------ Exercise material
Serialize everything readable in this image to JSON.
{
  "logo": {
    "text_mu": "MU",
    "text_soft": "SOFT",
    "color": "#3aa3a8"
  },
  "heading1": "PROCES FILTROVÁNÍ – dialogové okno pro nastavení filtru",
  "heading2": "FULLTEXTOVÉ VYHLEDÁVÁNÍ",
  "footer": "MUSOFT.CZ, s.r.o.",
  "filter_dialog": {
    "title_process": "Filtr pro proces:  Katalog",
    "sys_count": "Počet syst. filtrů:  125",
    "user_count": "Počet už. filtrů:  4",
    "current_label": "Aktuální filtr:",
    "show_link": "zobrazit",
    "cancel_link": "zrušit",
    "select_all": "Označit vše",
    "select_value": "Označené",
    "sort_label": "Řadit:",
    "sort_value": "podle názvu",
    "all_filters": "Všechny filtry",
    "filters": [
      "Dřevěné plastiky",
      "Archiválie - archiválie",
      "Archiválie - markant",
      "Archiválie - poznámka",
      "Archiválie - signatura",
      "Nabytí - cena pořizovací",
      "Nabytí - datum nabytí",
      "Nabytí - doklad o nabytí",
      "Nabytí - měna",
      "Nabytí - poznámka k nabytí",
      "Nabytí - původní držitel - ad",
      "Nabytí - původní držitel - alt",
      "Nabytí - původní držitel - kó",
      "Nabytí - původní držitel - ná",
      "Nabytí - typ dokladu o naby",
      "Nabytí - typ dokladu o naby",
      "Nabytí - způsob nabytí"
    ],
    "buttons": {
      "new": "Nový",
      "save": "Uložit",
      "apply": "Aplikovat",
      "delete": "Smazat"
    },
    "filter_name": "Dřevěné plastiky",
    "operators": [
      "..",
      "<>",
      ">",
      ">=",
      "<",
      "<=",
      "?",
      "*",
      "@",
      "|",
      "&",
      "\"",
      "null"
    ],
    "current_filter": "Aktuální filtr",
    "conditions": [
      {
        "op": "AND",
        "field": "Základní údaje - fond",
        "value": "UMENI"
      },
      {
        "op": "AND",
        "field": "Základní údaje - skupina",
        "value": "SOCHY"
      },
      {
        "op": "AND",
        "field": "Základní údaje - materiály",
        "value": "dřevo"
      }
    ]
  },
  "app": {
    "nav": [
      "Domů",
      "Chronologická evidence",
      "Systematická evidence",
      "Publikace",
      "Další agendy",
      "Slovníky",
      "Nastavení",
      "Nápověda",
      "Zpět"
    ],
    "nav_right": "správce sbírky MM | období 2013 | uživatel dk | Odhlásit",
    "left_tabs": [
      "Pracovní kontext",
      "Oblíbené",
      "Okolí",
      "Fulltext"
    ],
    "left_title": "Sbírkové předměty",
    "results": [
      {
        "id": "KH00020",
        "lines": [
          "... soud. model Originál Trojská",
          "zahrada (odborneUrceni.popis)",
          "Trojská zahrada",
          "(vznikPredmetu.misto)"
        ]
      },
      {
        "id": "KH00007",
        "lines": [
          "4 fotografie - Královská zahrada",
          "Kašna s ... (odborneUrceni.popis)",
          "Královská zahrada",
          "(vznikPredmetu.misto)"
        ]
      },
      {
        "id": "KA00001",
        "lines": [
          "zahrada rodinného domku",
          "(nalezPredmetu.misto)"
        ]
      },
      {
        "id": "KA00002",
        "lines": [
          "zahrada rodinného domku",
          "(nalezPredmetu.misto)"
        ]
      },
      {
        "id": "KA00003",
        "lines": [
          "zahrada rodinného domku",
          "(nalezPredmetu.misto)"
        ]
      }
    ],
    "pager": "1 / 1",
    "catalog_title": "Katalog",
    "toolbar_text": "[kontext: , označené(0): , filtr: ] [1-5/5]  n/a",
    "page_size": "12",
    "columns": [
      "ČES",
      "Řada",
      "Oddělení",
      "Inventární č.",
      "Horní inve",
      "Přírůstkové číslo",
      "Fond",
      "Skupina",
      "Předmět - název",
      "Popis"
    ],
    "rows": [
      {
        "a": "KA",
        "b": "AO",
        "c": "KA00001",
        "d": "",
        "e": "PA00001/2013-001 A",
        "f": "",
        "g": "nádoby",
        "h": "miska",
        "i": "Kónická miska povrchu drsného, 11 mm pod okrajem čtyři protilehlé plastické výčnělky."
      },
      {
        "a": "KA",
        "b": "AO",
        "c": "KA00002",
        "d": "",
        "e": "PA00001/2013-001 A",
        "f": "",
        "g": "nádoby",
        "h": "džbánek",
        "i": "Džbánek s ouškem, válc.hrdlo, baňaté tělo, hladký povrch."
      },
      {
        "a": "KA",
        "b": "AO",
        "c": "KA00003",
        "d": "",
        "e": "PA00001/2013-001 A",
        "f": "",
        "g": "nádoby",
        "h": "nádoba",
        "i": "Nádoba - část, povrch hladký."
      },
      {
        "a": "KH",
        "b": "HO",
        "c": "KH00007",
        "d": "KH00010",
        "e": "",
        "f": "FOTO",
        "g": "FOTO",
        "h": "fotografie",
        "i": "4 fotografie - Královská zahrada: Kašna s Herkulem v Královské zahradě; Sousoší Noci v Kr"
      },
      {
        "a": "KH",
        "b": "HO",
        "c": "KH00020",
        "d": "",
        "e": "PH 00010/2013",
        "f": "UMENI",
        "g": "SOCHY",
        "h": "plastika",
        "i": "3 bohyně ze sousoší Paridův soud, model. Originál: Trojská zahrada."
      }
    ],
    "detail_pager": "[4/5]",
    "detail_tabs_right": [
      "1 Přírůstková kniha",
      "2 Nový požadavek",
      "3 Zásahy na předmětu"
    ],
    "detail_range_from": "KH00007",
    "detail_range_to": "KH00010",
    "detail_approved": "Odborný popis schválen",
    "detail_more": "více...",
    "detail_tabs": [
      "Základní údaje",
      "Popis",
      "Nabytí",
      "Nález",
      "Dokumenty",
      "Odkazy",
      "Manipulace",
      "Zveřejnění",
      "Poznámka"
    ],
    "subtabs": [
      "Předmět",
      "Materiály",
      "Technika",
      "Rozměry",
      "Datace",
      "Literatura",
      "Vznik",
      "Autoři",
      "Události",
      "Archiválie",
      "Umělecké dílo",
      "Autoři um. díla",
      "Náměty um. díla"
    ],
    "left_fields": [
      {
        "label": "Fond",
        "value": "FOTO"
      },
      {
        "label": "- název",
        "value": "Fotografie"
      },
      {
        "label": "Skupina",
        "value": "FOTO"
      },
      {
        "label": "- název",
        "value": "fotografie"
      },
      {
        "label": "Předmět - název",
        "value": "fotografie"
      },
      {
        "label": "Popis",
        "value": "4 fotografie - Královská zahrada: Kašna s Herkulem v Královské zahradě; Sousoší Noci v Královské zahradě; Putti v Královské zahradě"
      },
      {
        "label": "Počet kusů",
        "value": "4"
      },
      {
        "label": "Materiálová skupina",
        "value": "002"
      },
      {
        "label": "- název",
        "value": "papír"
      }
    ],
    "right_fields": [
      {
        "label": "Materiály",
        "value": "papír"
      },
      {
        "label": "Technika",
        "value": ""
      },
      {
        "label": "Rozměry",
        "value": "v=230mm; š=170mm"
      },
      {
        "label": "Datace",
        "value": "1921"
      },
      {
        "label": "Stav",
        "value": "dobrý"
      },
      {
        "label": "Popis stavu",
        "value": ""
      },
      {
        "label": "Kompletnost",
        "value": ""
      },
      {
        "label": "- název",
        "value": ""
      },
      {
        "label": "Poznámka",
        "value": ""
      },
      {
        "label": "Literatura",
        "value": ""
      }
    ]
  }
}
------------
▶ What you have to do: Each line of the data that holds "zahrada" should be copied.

▶ Output below:
          "zahrada (odborneUrceni.popis)",
          "Trojská zahrada",
          "4 fotografie - Královská zahrada",
          "Královská zahrada",
          "zahrada rodinného domku",
          "zahrada rodinného domku",
          "zahrada rodinného domku",
        "i": "4 fotografie - Královská zahrada: Kašna s Herkulem v Královské zahradě; Sousoší Noci v Kr"
        "i": "3 bohyně ze sousoší Paridův soud, model. Originál: Trojská zahrada."
        "value": "4 fotografie - Královská zahrada: Kašna s Herkulem v Královské zahradě; Sousoší Noci v Královské zahradě; Putti v Královské zahradě"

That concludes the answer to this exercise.